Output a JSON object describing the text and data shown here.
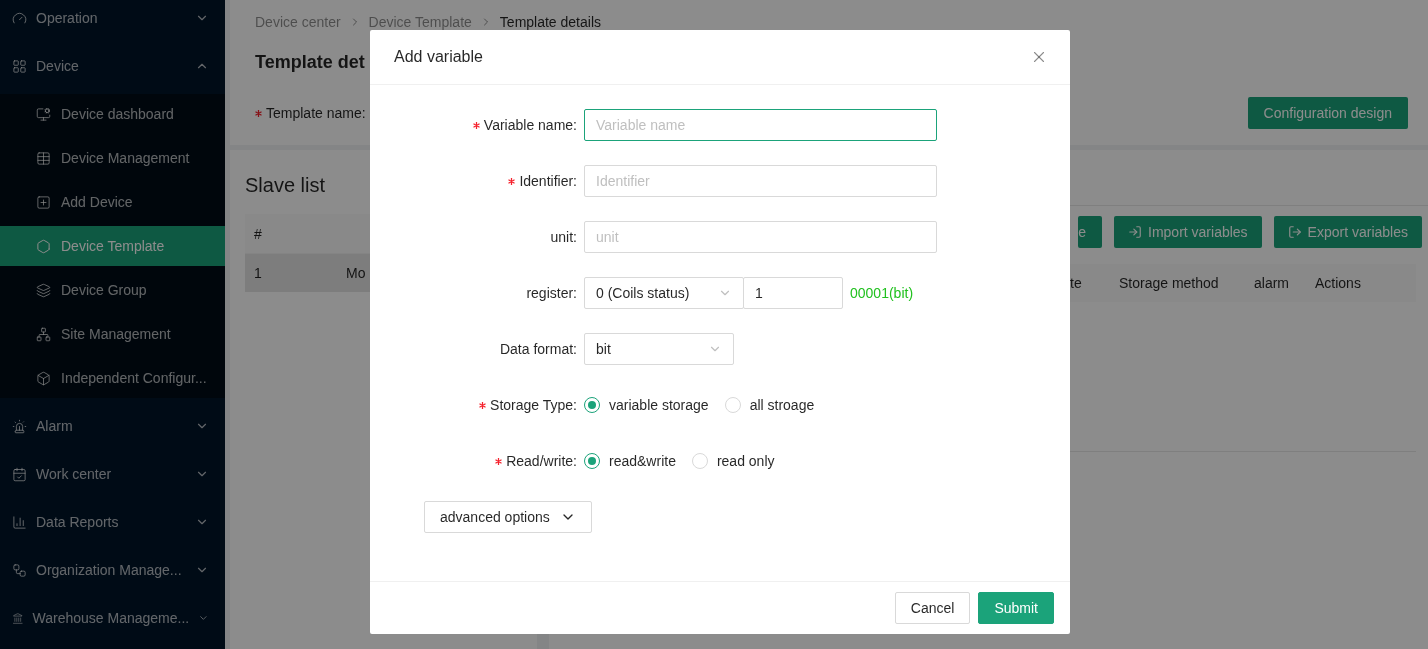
{
  "sidebar": {
    "items": [
      {
        "label": "Operation",
        "expanded": false
      },
      {
        "label": "Device",
        "expanded": true,
        "children": [
          {
            "label": "Device dashboard",
            "selected": false
          },
          {
            "label": "Device Management",
            "selected": false
          },
          {
            "label": "Add Device",
            "selected": false
          },
          {
            "label": "Device Template",
            "selected": true
          },
          {
            "label": "Device Group",
            "selected": false
          },
          {
            "label": "Site Management",
            "selected": false
          },
          {
            "label": "Independent Configur...",
            "selected": false
          }
        ]
      },
      {
        "label": "Alarm",
        "expanded": false
      },
      {
        "label": "Work center",
        "expanded": false
      },
      {
        "label": "Data Reports",
        "expanded": false
      },
      {
        "label": "Organization Manage...",
        "expanded": false
      },
      {
        "label": "Warehouse Manageme...",
        "expanded": false
      }
    ]
  },
  "breadcrumb": [
    {
      "label": "Device center",
      "current": false
    },
    {
      "label": "Device Template",
      "current": false
    },
    {
      "label": "Template details",
      "current": true
    }
  ],
  "page": {
    "title": "Template det",
    "template_name_label": "Template name:",
    "template_name_required": true,
    "config_button": "Configuration design"
  },
  "slave_list": {
    "title": "Slave list",
    "columns": [
      "#"
    ],
    "rows": [
      {
        "cells": [
          "1",
          "Mo"
        ],
        "selected": true
      }
    ]
  },
  "variables": {
    "buttons": [
      {
        "label": "e",
        "kind": "partial"
      },
      {
        "label": "Import variables",
        "kind": "import"
      },
      {
        "label": "Export variables",
        "kind": "export"
      }
    ],
    "columns": [
      "te",
      "Storage method",
      "alarm",
      "Actions"
    ]
  },
  "modal": {
    "title": "Add variable",
    "fields": [
      {
        "kind": "input",
        "label": "Variable name:",
        "required": true,
        "placeholder": "Variable name",
        "focused": true
      },
      {
        "kind": "input",
        "label": "Identifier:",
        "required": true,
        "placeholder": "Identifier",
        "focused": false
      },
      {
        "kind": "input",
        "label": "unit:",
        "required": false,
        "placeholder": "unit",
        "focused": false
      },
      {
        "kind": "register",
        "label": "register:",
        "required": false,
        "select_value": "0 (Coils status)",
        "value": "1",
        "hint": "00001(bit)"
      },
      {
        "kind": "select",
        "label": "Data format:",
        "required": false,
        "value": "bit"
      },
      {
        "kind": "radio",
        "label": "Storage Type:",
        "required": true,
        "options": [
          {
            "label": "variable storage",
            "selected": true
          },
          {
            "label": "all stroage",
            "selected": false
          }
        ]
      },
      {
        "kind": "radio",
        "label": "Read/write:",
        "required": true,
        "options": [
          {
            "label": "read&write",
            "selected": true
          },
          {
            "label": "read only",
            "selected": false
          }
        ]
      }
    ],
    "advanced_button": "advanced options",
    "buttons": [
      {
        "label": "Cancel",
        "kind": "default"
      },
      {
        "label": "Submit",
        "kind": "primary"
      }
    ]
  }
}
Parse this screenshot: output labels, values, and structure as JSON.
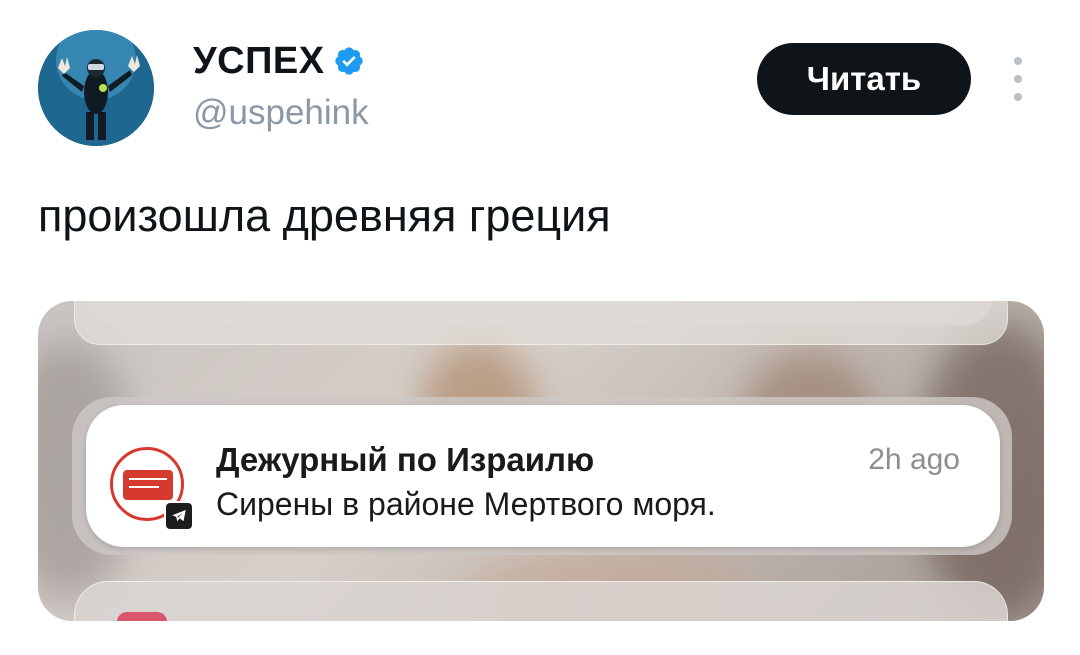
{
  "account": {
    "name": "УСПЕХ",
    "handle": "@uspehink",
    "follow_label": "Читать"
  },
  "tweet": {
    "text": "произошла древняя греция"
  },
  "notification": {
    "app_title": "Дежурный по Израилю",
    "time": "2h ago",
    "message": "Сирены в районе Мертвого моря."
  },
  "colors": {
    "follow_button_bg": "#0f1419",
    "verified_badge": "#1d9bf0",
    "app_icon_red": "#d63a2f"
  },
  "icons": {
    "verified": "verified-badge-icon",
    "more": "more-vertical-icon",
    "telegram": "telegram-icon"
  }
}
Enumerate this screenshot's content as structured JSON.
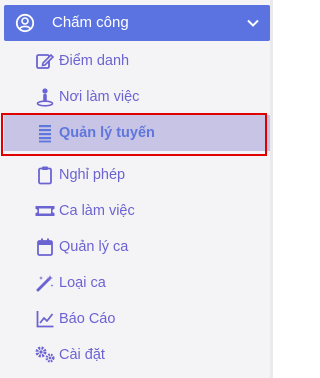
{
  "menu": {
    "header": {
      "title": "Chấm công",
      "icon": "user-circle-icon",
      "expand_icon": "chevron-down-icon"
    },
    "items": [
      {
        "label": "Điểm danh",
        "icon": "edit-icon"
      },
      {
        "label": "Nơi làm việc",
        "icon": "location-person-icon"
      },
      {
        "label": "Quản lý tuyến",
        "icon": "list-lines-icon",
        "selected": true
      },
      {
        "label": "Nghỉ phép",
        "icon": "clipboard-icon"
      },
      {
        "label": "Ca làm việc",
        "icon": "ticket-icon"
      },
      {
        "label": "Quản lý ca",
        "icon": "calendar-icon"
      },
      {
        "label": "Loại ca",
        "icon": "magic-wand-icon"
      },
      {
        "label": "Báo Cáo",
        "icon": "line-chart-icon"
      },
      {
        "label": "Cài đặt",
        "icon": "gears-icon"
      }
    ]
  },
  "colors": {
    "header_bg": "#5b73e0",
    "item_text": "#6c63d2",
    "selected_bg": "#c7c4e6",
    "selected_outline": "#e00000"
  }
}
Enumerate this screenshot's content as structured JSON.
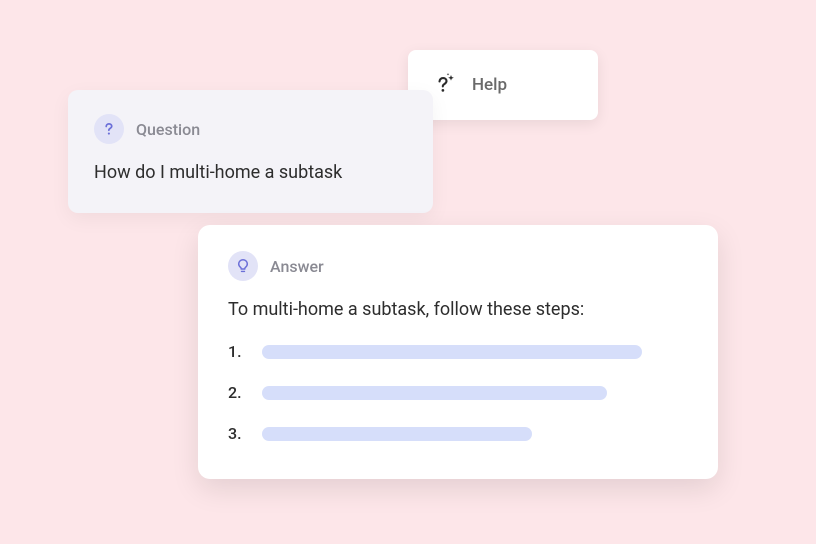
{
  "help_chip": {
    "label": "Help"
  },
  "question": {
    "label": "Question",
    "text": "How do I multi-home a subtask"
  },
  "answer": {
    "label": "Answer",
    "intro": "To multi-home a subtask, follow these steps:",
    "steps": [
      "1.",
      "2.",
      "3."
    ]
  }
}
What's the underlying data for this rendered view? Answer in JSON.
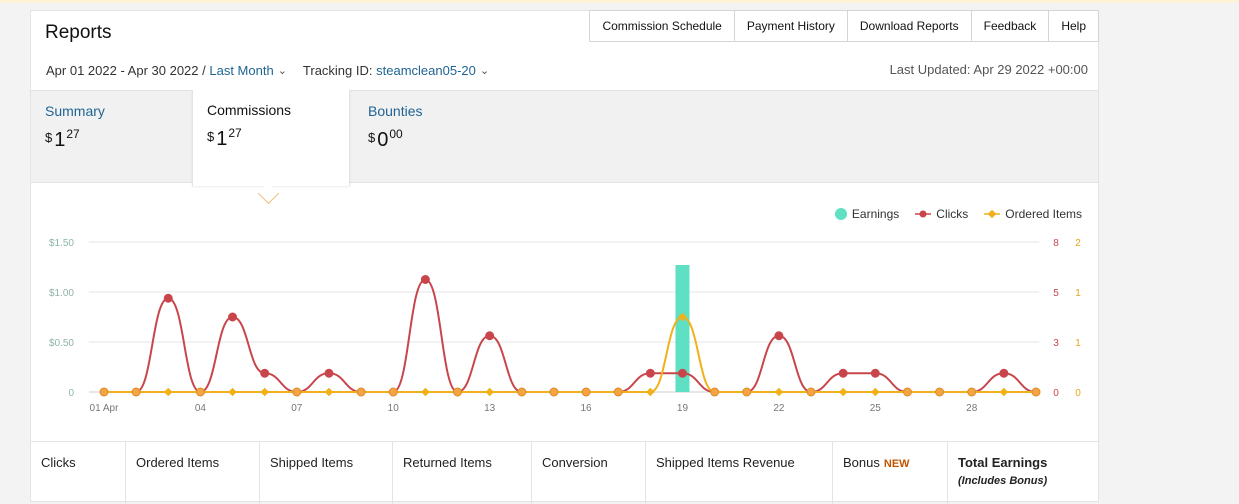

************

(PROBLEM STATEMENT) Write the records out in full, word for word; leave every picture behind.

(EXERCISE OUTPUT)
Output a JSON object describing the text and data shown here.
{
  "sidebar": {
    "items": [
      {
        "label": "Operation",
        "expanded": false
      },
      {
        "label": "Device",
        "expanded": true,
        "children": [
          {
            "label": "Device dashboard",
            "selected": false
          },
          {
            "label": "Device Management",
            "selected": false
          },
          {
            "label": "Add Device",
            "selected": false
          },
          {
            "label": "Device Template",
            "selected": true
          },
          {
            "label": "Device Group",
            "selected": false
          },
          {
            "label": "Site Management",
            "selected": false
          },
          {
            "label": "Independent Configur...",
            "selected": false
          }
        ]
      },
      {
        "label": "Alarm",
        "expanded": false
      },
      {
        "label": "Work center",
        "expanded": false
      },
      {
        "label": "Data Reports",
        "expanded": false
      },
      {
        "label": "Organization Manage...",
        "expanded": false
      },
      {
        "label": "Warehouse Manageme...",
        "expanded": false
      }
    ]
  },
  "breadcrumb": [
    {
      "label": "Device center",
      "current": false
    },
    {
      "label": "Device Template",
      "current": false
    },
    {
      "label": "Template details",
      "current": true
    }
  ],
  "page": {
    "title": "Template det",
    "template_name_label": "Template name:",
    "template_name_required": true,
    "config_button": "Configuration design"
  },
  "slave_list": {
    "title": "Slave list",
    "columns": [
      "#"
    ],
    "rows": [
      {
        "cells": [
          "1",
          "Mo"
        ],
        "selected": true
      }
    ]
  },
  "variables": {
    "buttons": [
      {
        "label": "e",
        "kind": "partial"
      },
      {
        "label": "Import variables",
        "kind": "import"
      },
      {
        "label": "Export variables",
        "kind": "export"
      }
    ],
    "columns": [
      "te",
      "Storage method",
      "alarm",
      "Actions"
    ]
  },
  "modal": {
    "title": "Add variable",
    "fields": [
      {
        "kind": "input",
        "label": "Variable name:",
        "required": true,
        "placeholder": "Variable name",
        "focused": true
      },
      {
        "kind": "input",
        "label": "Identifier:",
        "required": true,
        "placeholder": "Identifier",
        "focused": false
      },
      {
        "kind": "input",
        "label": "unit:",
        "required": false,
        "placeholder": "unit",
        "focused": false
      },
      {
        "kind": "register",
        "label": "register:",
        "required": false,
        "select_value": "0 (Coils status)",
        "value": "1",
        "hint": "00001(bit)"
      },
      {
        "kind": "select",
        "label": "Data format:",
        "required": false,
        "value": "bit"
      },
      {
        "kind": "radio",
        "label": "Storage Type:",
        "required": true,
        "options": [
          {
            "label": "variable storage",
            "selected": true
          },
          {
            "label": "all stroage",
            "selected": false
          }
        ]
      },
      {
        "kind": "radio",
        "label": "Read/write:",
        "required": true,
        "options": [
          {
            "label": "read&write",
            "selected": true
          },
          {
            "label": "read only",
            "selected": false
          }
        ]
      }
    ],
    "advanced_button": "advanced options",
    "buttons": [
      {
        "label": "Cancel",
        "kind": "default"
      },
      {
        "label": "Submit",
        "kind": "primary"
      }
    ]
  }
}
Parse this screenshot: output labels, values, and structure as JSON.
{
  "account": {
    "name": "УСПЕХ",
    "handle": "@uspehink",
    "follow_label": "Читать"
  },
  "tweet": {
    "text": "произошла древняя греция"
  },
  "notification": {
    "app_title": "Дежурный по Израилю",
    "time": "2h ago",
    "message": "Сирены в районе Мертвого моря."
  },
  "colors": {
    "follow_button_bg": "#0f1419",
    "verified_badge": "#1d9bf0",
    "app_icon_red": "#d63a2f"
  },
  "icons": {
    "verified": "verified-badge-icon",
    "more": "more-vertical-icon",
    "telegram": "telegram-icon"
  }
}
Enumerate this screenshot's content as structured JSON.
{
  "menu": {
    "header": {
      "title": "Chấm công",
      "icon": "user-circle-icon",
      "expand_icon": "chevron-down-icon"
    },
    "items": [
      {
        "label": "Điểm danh",
        "icon": "edit-icon"
      },
      {
        "label": "Nơi làm việc",
        "icon": "location-person-icon"
      },
      {
        "label": "Quản lý tuyến",
        "icon": "list-lines-icon",
        "selected": true
      },
      {
        "label": "Nghỉ phép",
        "icon": "clipboard-icon"
      },
      {
        "label": "Ca làm việc",
        "icon": "ticket-icon"
      },
      {
        "label": "Quản lý ca",
        "icon": "calendar-icon"
      },
      {
        "label": "Loại ca",
        "icon": "magic-wand-icon"
      },
      {
        "label": "Báo Cáo",
        "icon": "line-chart-icon"
      },
      {
        "label": "Cài đặt",
        "icon": "gears-icon"
      }
    ]
  },
  "colors": {
    "header_bg": "#5b73e0",
    "item_text": "#6c63d2",
    "selected_bg": "#c7c4e6",
    "selected_outline": "#e00000"
  }
}
Enumerate this screenshot's content as structured JSON.
{
  "help_chip": {
    "label": "Help"
  },
  "question": {
    "label": "Question",
    "text": "How do I multi-home a subtask"
  },
  "answer": {
    "label": "Answer",
    "intro": "To multi-home a subtask, follow these steps:",
    "steps": [
      "1.",
      "2.",
      "3."
    ]
  }
}
What's the underlying data for this rendered view? Answer in JSON.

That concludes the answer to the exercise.